Since End Hunger In Calvert County began a little more than a year ago, schools in Calvert County have been major partners by participating in food drives.
Northern High School’s Key Club and boys soccer team recently joined in, coming together to donate $1,300 to End Hunger earlier this month.
Last September, the soccer team hosted its 14th Annual North Beach 5K Run and One-Mile Fun Walk, which draws more than 150 people each year, and decided to donate a portion of the proceeds to End Hunger, according to a release.
The Key Club donated everything raised during its 1st Annual Co-ed Student-Faculty Volleyball Tournament and had several members volunteer during the 2nd Annual End Hunger In Calvert County Bike Ride.
“The Northern High School Key Club is proud to serve others,” said JoAnne Weiland, the club’s faculty advisor, in the release.
The donation will go towards assisting local families and helping them reach self-sufficiency, EHCC Program Director Robin Brungard said.
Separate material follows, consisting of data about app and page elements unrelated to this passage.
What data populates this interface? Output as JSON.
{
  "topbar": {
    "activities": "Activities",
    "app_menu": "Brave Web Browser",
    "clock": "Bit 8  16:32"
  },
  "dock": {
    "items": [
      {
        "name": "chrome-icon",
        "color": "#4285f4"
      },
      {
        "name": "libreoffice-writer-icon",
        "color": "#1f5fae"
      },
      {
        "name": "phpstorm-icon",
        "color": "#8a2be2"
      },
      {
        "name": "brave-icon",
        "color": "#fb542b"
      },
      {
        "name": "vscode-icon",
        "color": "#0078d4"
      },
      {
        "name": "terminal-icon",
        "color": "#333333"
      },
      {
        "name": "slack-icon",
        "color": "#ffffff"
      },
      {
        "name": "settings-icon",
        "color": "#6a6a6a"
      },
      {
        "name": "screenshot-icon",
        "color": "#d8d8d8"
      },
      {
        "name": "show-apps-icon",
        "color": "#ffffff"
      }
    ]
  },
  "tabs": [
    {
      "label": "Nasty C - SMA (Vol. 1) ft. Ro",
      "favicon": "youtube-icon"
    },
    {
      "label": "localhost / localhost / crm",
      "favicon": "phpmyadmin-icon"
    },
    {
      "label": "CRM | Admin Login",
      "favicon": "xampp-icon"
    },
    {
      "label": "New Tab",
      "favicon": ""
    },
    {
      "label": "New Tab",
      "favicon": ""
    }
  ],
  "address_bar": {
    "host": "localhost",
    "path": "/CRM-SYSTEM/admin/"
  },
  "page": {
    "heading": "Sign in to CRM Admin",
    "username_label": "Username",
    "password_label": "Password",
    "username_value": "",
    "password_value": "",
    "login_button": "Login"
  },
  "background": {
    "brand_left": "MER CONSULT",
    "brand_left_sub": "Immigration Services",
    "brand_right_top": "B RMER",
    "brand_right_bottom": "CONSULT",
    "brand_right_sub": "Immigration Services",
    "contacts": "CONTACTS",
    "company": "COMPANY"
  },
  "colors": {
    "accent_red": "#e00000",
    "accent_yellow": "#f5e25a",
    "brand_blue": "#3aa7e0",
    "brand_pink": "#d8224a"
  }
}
EHCC clients are working people who are unable to meet their basic needs without the help of food pantries or government assistance, she added.
“The students in Northern’s Key Club and soccer team get it,” EHCC Chairman Rev. Robert P. Hahn said in the release. “They understand that many of the kids they sit in class with, walk down the hall with, and eat lunch in the cafeteria with, are the same people they have now reached out and helped. What they have done is the epitome of what End Hunger In Calvert County stands for neighbor helping neighbor.”
Brungard said that one of the biggest challenges EHCC had from its beginning was getting people to realize that poverty was a problem in Calvert, one of the nation’s wealthiest counties. More than a year later, awareness and donations are up, she said.
“And we can always use more,” Brungard added. “We have not received so many donations that we don’t know what to do with them.”